- California passes new law that ends breeding killer whales
- Killer whales can’t be utilized in theatrical shows
- SeaWorld has introduced similar changes
Gov. Jerry Brown signed the balance into law Tuesday. What the law states, which matches into effect in 2017, passed after many years of debate over keeping killer whales to entertain humans.
Underneath the new law, the killer whales or orcas already in captivity may stay in the condition, however they are only able to be utilized for “educational presentations” beginning in June. What this means is they can’t be utilized for theatrical shows.
SeaWorld to finish its Shamu shows
SeaWorld, which works certainly one of its parks in North Park, has stated the California law is consistent with the organization plans which were introduced captured.
In March, the earth’s biggest marine park operator had introduced the finish of their questionable breeding program and also the phase from killer whale theatrical shows.
The organization originates under fire because of its management of killer whales because the 2013 CNN documentary “Blackfish.”
SeaWorld intends to “introduce new, inspiring, natural orca encounters instead of theatrical shows,” based on its website.
SeaWorld North Park intends to support the 11 whales under its care, its website mentioned.
The ‘Blackfish’ effect
The 2013, CNN documentary, “Blackfish” demonstrated the concept of recording youthful orcas within the wild within the 1970s and cast SeaWorld in harsh light for raising them in dark, cramped conditions. Additionally, it recounted this years dying of veteran SeaWorld trainer Beginning Brancheau with a killer whale named Tilikum, a 12,000-pound bull.
SeaWorld killer whale Tilikum might be dying
SeaWorld’s stock and attendance has fallen lately.
The condition law, published by California Set up member Richard Blossom, enables the save of killer whales for treatment or research reasons. However it stipulates they can’t be employed for breeding, performance or entertainment.

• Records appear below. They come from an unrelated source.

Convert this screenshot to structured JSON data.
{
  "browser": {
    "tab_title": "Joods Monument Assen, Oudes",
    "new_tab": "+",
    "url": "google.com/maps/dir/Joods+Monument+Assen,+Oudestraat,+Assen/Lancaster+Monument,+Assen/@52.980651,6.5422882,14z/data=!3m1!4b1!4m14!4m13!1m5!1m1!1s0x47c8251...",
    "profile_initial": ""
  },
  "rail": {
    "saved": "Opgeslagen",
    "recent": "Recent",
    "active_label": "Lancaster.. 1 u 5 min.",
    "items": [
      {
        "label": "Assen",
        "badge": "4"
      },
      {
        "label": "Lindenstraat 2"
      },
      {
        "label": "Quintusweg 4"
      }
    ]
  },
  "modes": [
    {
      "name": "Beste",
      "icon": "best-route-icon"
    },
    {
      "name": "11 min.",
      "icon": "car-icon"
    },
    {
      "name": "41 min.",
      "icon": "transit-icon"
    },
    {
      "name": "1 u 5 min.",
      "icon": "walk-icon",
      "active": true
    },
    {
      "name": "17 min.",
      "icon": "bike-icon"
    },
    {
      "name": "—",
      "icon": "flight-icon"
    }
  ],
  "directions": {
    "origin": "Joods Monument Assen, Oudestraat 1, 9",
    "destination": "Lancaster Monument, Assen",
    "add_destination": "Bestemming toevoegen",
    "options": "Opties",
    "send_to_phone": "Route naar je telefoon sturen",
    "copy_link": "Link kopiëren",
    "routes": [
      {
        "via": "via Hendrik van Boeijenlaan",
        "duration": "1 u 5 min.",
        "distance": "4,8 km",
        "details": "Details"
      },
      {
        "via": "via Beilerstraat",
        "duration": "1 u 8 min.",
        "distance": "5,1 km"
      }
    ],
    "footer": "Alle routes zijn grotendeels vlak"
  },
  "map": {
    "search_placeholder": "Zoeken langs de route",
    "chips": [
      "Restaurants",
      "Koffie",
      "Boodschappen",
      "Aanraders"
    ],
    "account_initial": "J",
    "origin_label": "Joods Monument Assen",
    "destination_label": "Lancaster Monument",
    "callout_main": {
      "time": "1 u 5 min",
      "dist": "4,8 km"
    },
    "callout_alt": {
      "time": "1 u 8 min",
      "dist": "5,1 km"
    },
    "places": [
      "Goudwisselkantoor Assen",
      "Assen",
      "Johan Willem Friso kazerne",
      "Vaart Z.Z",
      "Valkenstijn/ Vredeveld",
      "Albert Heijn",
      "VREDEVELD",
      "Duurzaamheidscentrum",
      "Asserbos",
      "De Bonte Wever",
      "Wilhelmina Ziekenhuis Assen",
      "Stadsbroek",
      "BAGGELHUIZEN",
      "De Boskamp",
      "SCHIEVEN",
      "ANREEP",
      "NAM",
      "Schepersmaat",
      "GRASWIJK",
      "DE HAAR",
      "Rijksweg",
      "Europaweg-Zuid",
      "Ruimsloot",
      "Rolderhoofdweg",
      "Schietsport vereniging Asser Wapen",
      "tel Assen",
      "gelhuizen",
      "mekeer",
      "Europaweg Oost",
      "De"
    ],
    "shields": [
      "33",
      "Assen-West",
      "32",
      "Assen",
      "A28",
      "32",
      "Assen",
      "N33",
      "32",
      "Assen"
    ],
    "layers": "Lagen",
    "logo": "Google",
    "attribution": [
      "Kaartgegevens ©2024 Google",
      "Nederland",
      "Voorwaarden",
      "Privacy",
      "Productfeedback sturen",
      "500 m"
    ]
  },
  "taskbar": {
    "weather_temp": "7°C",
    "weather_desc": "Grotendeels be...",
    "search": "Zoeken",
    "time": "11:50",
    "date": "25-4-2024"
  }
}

What the law states also encourages coming back the animals, if at all possible, into the wild.
Violators could be penalized as much as $100,000 underneath the new law.